The excessive use of pesticides has brought about numerous disastrous effects on the environment, and among them, it has recently drastically reduced the bee population in various areas of the world. Yet, not many countries took remedial measures, even after realizing the dangers, but this was not the case with France.
It is on track to becoming the first European country to ban five pesticide varieties, as scientists believe that these neonicotinoids are extremely dangerous since they kill bees.
However, while bee-keepers and environmentalists are extremely happy with this decision, sugar beet and cereal farmers are not very excited about it, since they are afraid that in this way, their crops will be more prone to pests and insects.
This ban actually moves beyond the apparent boundaries set by the European Union, as only three neonicotinoids had been outlawed by the EU, and the country banned all five of them, and not only in indoor fields but within greenhouses as well.

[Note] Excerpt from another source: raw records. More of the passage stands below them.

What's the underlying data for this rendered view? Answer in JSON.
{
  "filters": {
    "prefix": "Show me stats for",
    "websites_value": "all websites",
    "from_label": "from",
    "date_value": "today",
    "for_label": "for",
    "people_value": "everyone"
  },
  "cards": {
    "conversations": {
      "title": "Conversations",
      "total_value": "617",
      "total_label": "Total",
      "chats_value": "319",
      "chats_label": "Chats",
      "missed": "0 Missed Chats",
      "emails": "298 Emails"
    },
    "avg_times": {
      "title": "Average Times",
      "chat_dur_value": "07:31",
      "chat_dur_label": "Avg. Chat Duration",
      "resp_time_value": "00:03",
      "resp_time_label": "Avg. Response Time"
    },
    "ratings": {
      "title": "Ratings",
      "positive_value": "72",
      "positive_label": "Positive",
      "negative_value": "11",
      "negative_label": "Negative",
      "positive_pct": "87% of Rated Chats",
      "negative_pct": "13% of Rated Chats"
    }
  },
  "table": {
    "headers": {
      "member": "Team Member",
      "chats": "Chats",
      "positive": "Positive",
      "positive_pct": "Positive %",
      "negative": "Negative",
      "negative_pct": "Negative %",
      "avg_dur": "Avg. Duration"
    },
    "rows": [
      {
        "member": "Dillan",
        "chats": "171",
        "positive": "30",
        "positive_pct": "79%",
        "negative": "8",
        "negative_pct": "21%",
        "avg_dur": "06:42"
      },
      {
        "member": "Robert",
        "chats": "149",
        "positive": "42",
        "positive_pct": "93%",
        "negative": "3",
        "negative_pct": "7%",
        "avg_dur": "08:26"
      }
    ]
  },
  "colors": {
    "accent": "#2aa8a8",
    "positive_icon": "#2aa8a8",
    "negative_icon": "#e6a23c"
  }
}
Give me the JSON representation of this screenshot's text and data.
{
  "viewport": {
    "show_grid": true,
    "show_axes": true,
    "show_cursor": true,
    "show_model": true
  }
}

Researchers have even shown that these pesticides lead to the mysterious “colony collapse disaster” among bees in Europe, which made Britain agree with the ban, even though it had initially opposed it.
The bees have actually become addicted to these harmful pesticides, just like we become addicted to nicotine and other similar substances. The synthetic neonicotinoids have a similar structure to that of nicotine, and they attack their central nervous systems.

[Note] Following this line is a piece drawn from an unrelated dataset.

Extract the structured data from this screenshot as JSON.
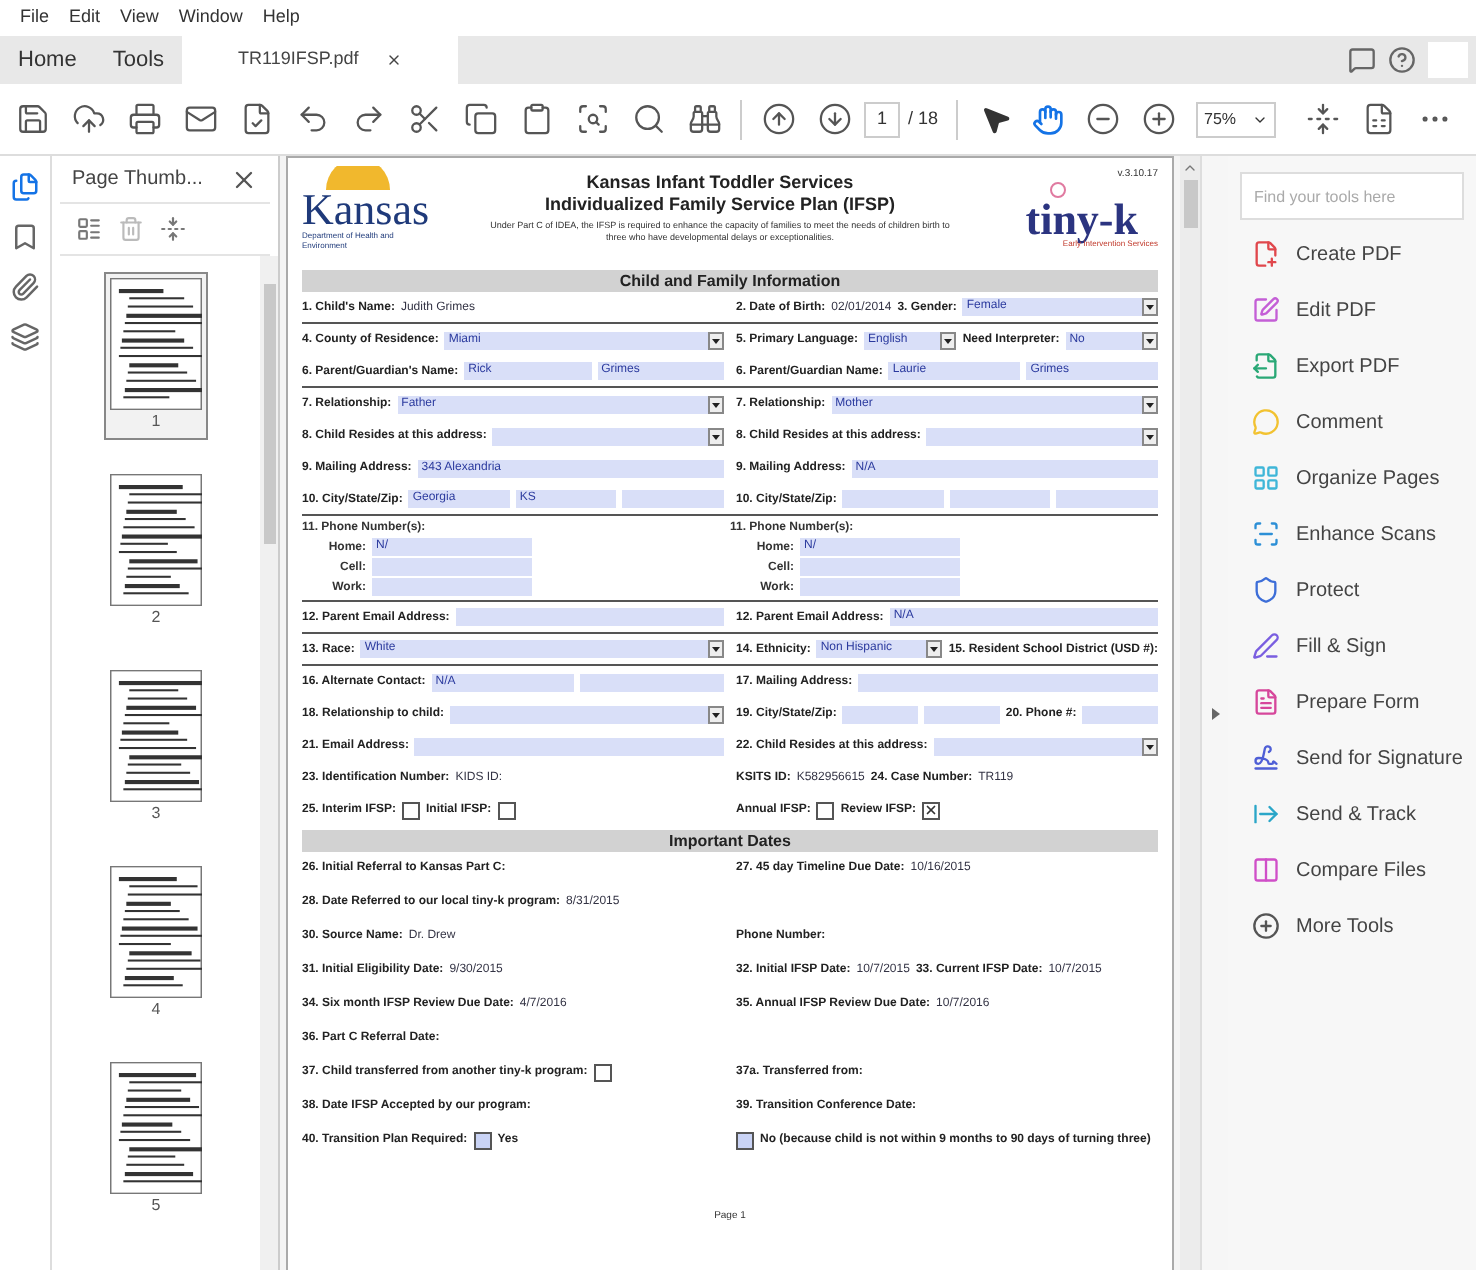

Neonicotinoids are the most commonly used pesticides these days, and they were introduced as a replacement for the even more harmful pesticides used in the past. These addictive chemicals were found to mess with the sperm count of the male bees, reduce their memory and ability to return home.
However, this ban was opposed by some angry French farmers, who believe that there is not enough substantial evidence to connect the pesticides with the decline in the bee population.

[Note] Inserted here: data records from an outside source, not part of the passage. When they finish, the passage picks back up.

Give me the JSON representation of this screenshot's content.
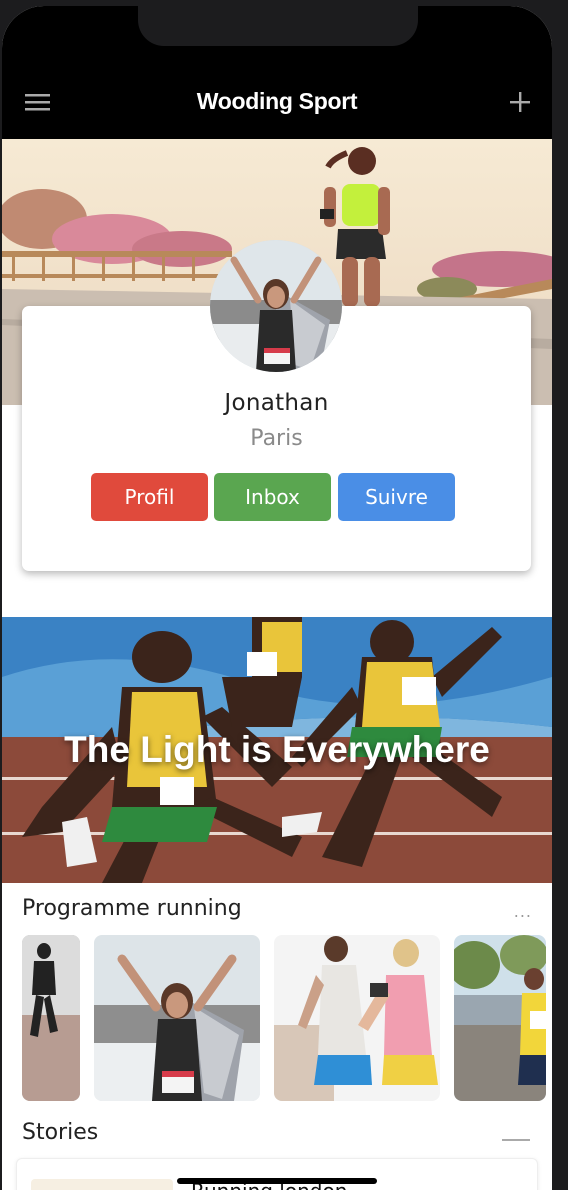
{
  "navbar": {
    "title": "Wooding Sport",
    "menu_icon": "hamburger-menu-icon",
    "add_icon": "plus-icon"
  },
  "profile": {
    "name": "Jonathan",
    "city": "Paris",
    "buttons": {
      "profil": "Profil",
      "inbox": "Inbox",
      "suivre": "Suivre"
    }
  },
  "banner": {
    "text": "The Light is Everywhere"
  },
  "programme": {
    "title": "Programme running",
    "more": "..."
  },
  "stories": {
    "title": "Stories",
    "first_story_title": "Running london"
  },
  "colors": {
    "profil_button": "#e04a3c",
    "inbox_button": "#5aa650",
    "suivre_button": "#4a8ee6",
    "navbar": "#000000"
  }
}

Also, there were people who maintain that the condition could only improve if all pesticides were banned. Fabien Van Hoecke, a beekeeper in Saint-Aloué in Brittany, who lost 86 percent of his bees over the winter, says:
“There are pesticides all over the place. “ While the ban was “a good thing, it won’t save us.”
He predicts that even though these pesticides will be withdrawn, they will soon be replaced by others.
Moreover, FNSEA, the largest farming union in France, claimed that such a ban could cause unfair competition between European producers, and has called for an exemption of the ban in areas where there’s no adequate alternative.
However, the French public health agency, ANSES, claimed that there are several sustainable and efficient alternatives which are already operational in France. Nevertheless, this decision by France has been generally more praised than criticized.
According to Phys.org:
“The ban pitted French agriculture minister Stephane Travert, who lobbied for an easing, against environment minister Nicolas Hulot who refused to back down. Hulot resigned, saying he felt “all alone” in the government on environmental issues.
Earlier this month, Canada announced plans to phase out clothianidin and thiamethoxam. The French ban allows for case-by-case exemptions on the use of acetamiprid until July 1, 2020.”
Moreover, South EU Summit reports:
“The reduction of pesticide use is a goal that has long been in the works for France. In fact, the country had originally set a deadline for a 50 percent reduction in pesticides to be achieved by this year. However, between 2014 and 2016, pesticide use increased by 12 percent, resulting in that deadline’s extension to 2025. The decision to eliminate the use of neonicotinoid pesticides writ large demonstrates France’s commitment to meeting this target.”